Data records for software interfaces —
((
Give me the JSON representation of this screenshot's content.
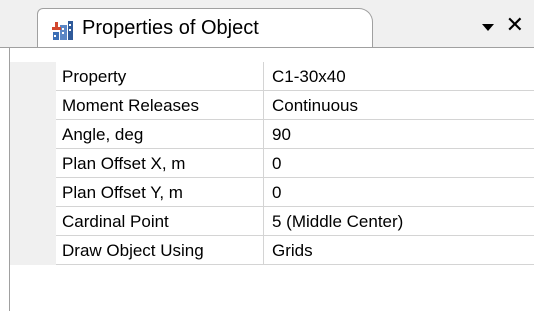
{
  "window": {
    "title": "Properties of Object",
    "icon": "building-grid-icon"
  },
  "controls": {
    "dropdown_icon": "chevron-down-icon",
    "close_label": "✕"
  },
  "properties": [
    {
      "name": "Property",
      "value": "C1-30x40"
    },
    {
      "name": "Moment Releases",
      "value": "Continuous"
    },
    {
      "name": "Angle, deg",
      "value": "90"
    },
    {
      "name": "Plan Offset X, m",
      "value": "0"
    },
    {
      "name": "Plan Offset Y, m",
      "value": "0"
    },
    {
      "name": "Cardinal Point",
      "value": "5 (Middle Center)"
    },
    {
      "name": "Draw Object Using",
      "value": "Grids"
    }
  ]
}
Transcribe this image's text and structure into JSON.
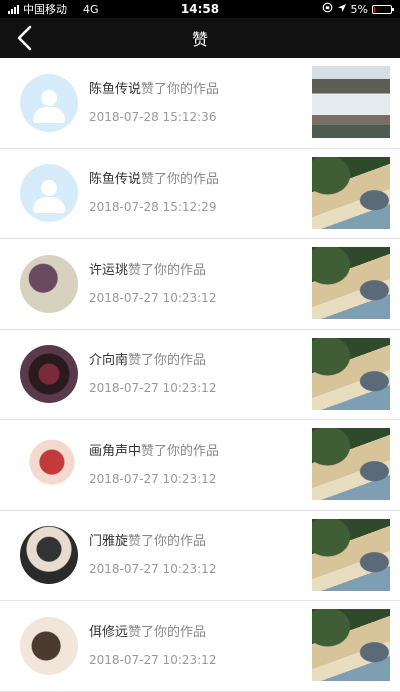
{
  "status_bar": {
    "carrier": "中国移动",
    "network": "4G",
    "time": "14:58",
    "battery": "5%",
    "battery_level": 0.05
  },
  "nav": {
    "title": "赞"
  },
  "action_text": "赞了你的作品",
  "items": [
    {
      "name": "陈鱼传说",
      "time": "2018-07-28 15:12:36",
      "avatar": "default-avatar-icon",
      "thumb": "sea"
    },
    {
      "name": "陈鱼传说",
      "time": "2018-07-28 15:12:29",
      "avatar": "default-avatar-icon",
      "thumb": "beach"
    },
    {
      "name": "许运珧",
      "time": "2018-07-27 10:23:12",
      "avatar": "photo",
      "thumb": "beach"
    },
    {
      "name": "介向南",
      "time": "2018-07-27 10:23:12",
      "avatar": "photo",
      "thumb": "beach"
    },
    {
      "name": "画角声中",
      "time": "2018-07-27 10:23:12",
      "avatar": "photo",
      "thumb": "beach"
    },
    {
      "name": "门雅旋",
      "time": "2018-07-27 10:23:12",
      "avatar": "photo",
      "thumb": "beach"
    },
    {
      "name": "佴修远",
      "time": "2018-07-27 10:23:12",
      "avatar": "photo",
      "thumb": "beach"
    }
  ]
}
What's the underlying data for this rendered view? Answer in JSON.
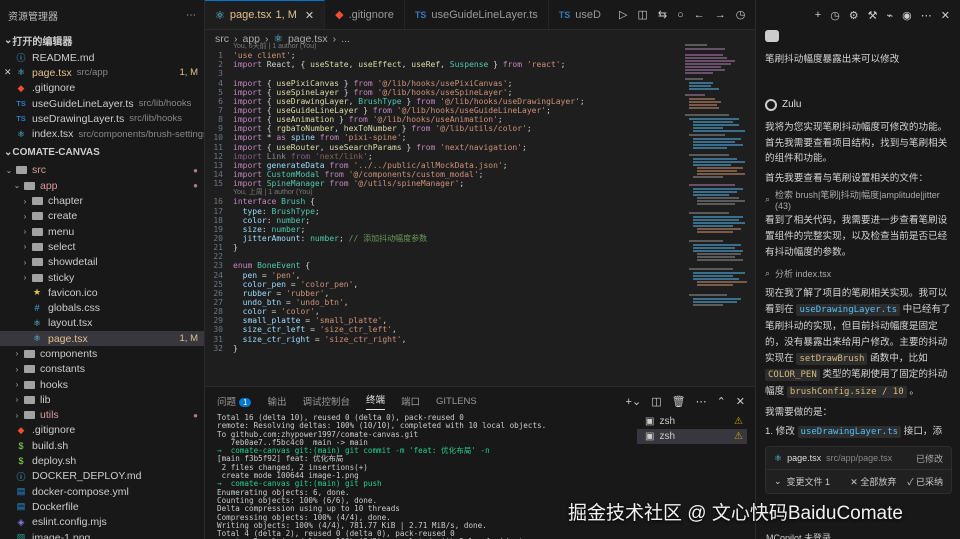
{
  "sidebar": {
    "title": "资源管理器",
    "open_editors_label": "打开的编辑器",
    "open_editors": [
      {
        "name": "README.md",
        "desc": "",
        "badge": "",
        "icon": "info-icon"
      },
      {
        "name": "page.tsx",
        "desc": "src/app",
        "badge": "1, M",
        "icon": "react-icon",
        "close": "✕"
      },
      {
        "name": ".gitignore",
        "desc": "",
        "badge": "",
        "icon": "git-icon"
      },
      {
        "name": "useGuideLineLayer.ts",
        "desc": "src/lib/hooks",
        "badge": "",
        "icon": "ts-icon"
      },
      {
        "name": "useDrawingLayer.ts",
        "desc": "src/lib/hooks",
        "badge": "",
        "icon": "ts-icon"
      },
      {
        "name": "index.tsx",
        "desc": "src/components/brush-settings",
        "badge": "",
        "icon": "react-icon"
      }
    ],
    "project_label": "COMATE-CANVAS",
    "tree": [
      {
        "name": "src",
        "depth": 1,
        "type": "folder-open",
        "dot": true
      },
      {
        "name": "app",
        "depth": 2,
        "type": "folder-open",
        "dot": true
      },
      {
        "name": "chapter",
        "depth": 3,
        "type": "folder"
      },
      {
        "name": "create",
        "depth": 3,
        "type": "folder"
      },
      {
        "name": "menu",
        "depth": 3,
        "type": "folder"
      },
      {
        "name": "select",
        "depth": 3,
        "type": "folder"
      },
      {
        "name": "showdetail",
        "depth": 3,
        "type": "folder"
      },
      {
        "name": "sticky",
        "depth": 3,
        "type": "folder"
      },
      {
        "name": "favicon.ico",
        "depth": 3,
        "type": "star"
      },
      {
        "name": "globals.css",
        "depth": 3,
        "type": "css"
      },
      {
        "name": "layout.tsx",
        "depth": 3,
        "type": "react"
      },
      {
        "name": "page.tsx",
        "depth": 3,
        "type": "react",
        "badge": "1, M",
        "selected": true
      },
      {
        "name": "components",
        "depth": 2,
        "type": "folder"
      },
      {
        "name": "constants",
        "depth": 2,
        "type": "folder"
      },
      {
        "name": "hooks",
        "depth": 2,
        "type": "folder"
      },
      {
        "name": "lib",
        "depth": 2,
        "type": "folder"
      },
      {
        "name": "utils",
        "depth": 2,
        "type": "folder",
        "dot": true
      },
      {
        "name": ".gitignore",
        "depth": 1,
        "type": "git"
      },
      {
        "name": "build.sh",
        "depth": 1,
        "type": "sh"
      },
      {
        "name": "deploy.sh",
        "depth": 1,
        "type": "sh"
      },
      {
        "name": "DOCKER_DEPLOY.md",
        "depth": 1,
        "type": "info"
      },
      {
        "name": "docker-compose.yml",
        "depth": 1,
        "type": "docker"
      },
      {
        "name": "Dockerfile",
        "depth": 1,
        "type": "docker"
      },
      {
        "name": "eslint.config.mjs",
        "depth": 1,
        "type": "eslint"
      },
      {
        "name": "image-1.png",
        "depth": 1,
        "type": "image"
      },
      {
        "name": "image.png",
        "depth": 1,
        "type": "image"
      }
    ]
  },
  "editor": {
    "tabs": [
      {
        "label": "page.tsx",
        "badge": "1, M",
        "active": true,
        "close": "✕"
      },
      {
        "label": ".gitignore",
        "active": false
      },
      {
        "label": "useGuideLineLayer.ts",
        "active": false
      },
      {
        "label": "useD",
        "active": false
      }
    ],
    "breadcrumb": [
      "src",
      "app",
      "page.tsx",
      "..."
    ],
    "blame_1": "You, 6天前 | 1 author (You)",
    "blame_2": "You, 上周 | 1 author (You)"
  },
  "panel": {
    "tabs": [
      "问题",
      "输出",
      "调试控制台",
      "终端",
      "端口",
      "GITLENS"
    ],
    "problem_count": "1",
    "active_tab": "终端",
    "terminal_lines": [
      "Total 16 (delta 10), reused 0 (delta 0), pack-reused 0",
      "remote: Resolving deltas: 100% (10/10), completed with 10 local objects.",
      "To github.com:zhypower1997/comate-canvas.git",
      "   7eb0ae7..f5bc4c0  main -> main",
      "→  comate-canvas git:(main) git commit -m 'feat: 优化布局' -n",
      "[main f3b5f92] feat: 优化布局",
      " 2 files changed, 2 insertions(+)",
      " create mode 100644 image-1.png",
      "→  comate-canvas git:(main) git push",
      "Enumerating objects: 6, done.",
      "Counting objects: 100% (6/6), done.",
      "Delta compression using up to 10 threads",
      "Compressing objects: 100% (4/4), done.",
      "Writing objects: 100% (4/4), 781.77 KiB | 2.71 MiB/s, done.",
      "Total 4 (delta 2), reused 0 (delta 0), pack-reused 0",
      "remote: Resolving deltas: 100% (2/2), completed with 2 local objects."
    ],
    "terminals": [
      "zsh",
      "zsh"
    ]
  },
  "chat": {
    "user_message": "笔刷抖动幅度暴露出来可以修改",
    "assistant_name": "Zulu",
    "p1": "我将为您实现笔刷抖动幅度可修改的功能。首先我需要查看项目结构，找到与笔刷相关的组件和功能。",
    "p2": "首先我要查看与笔刷设置相关的文件：",
    "tool1": "检索 brush|笔刷|抖动|幅度|amplitude|jitter (43)",
    "p3": "看到了相关代码，我需要进一步查看笔刷设置组件的完整实现，以及检查当前是否已经有抖动幅度的参数。",
    "tool2": "分析 index.tsx",
    "p4_a": "现在我了解了项目的笔刷相关实现。我可以看到在",
    "p4_code1": "useDrawingLayer.ts",
    "p4_b": "中已经有了笔刷抖动的实现，但目前抖动幅度是固定的，没有暴露出来给用户修改。主要的抖动实现在",
    "p4_code2": "setDrawBrush",
    "p4_c": "函数中，比如",
    "p4_code3": "COLOR_PEN",
    "p4_d": "类型的笔刷使用了固定的抖动幅度",
    "p4_code4": "brushConfig.size / 10",
    "p4_e": "。",
    "p5": "我需要做的是：",
    "p6_a": "1. 修改",
    "p6_code": "useDrawingLayer.ts",
    "p6_b": "接口，添",
    "file_name": "page.tsx",
    "file_path": "src/app/page.tsx",
    "file_status": "已修改",
    "changes_label": "变更文件 1",
    "reject_all": "全部放弃",
    "accept_all": "已采纳",
    "copilot": "MCopilot 未登录"
  },
  "watermark": "掘金技术社区 @ 文心快码BaiduComate"
}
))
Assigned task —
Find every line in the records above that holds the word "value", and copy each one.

Your response —
      "value": "C1-30x40"
      "value": "Continuous"
      "value": "90"
      "value": "0"
      "value": "0"
      "value": "5 (Middle Center)"
      "value": "Grids"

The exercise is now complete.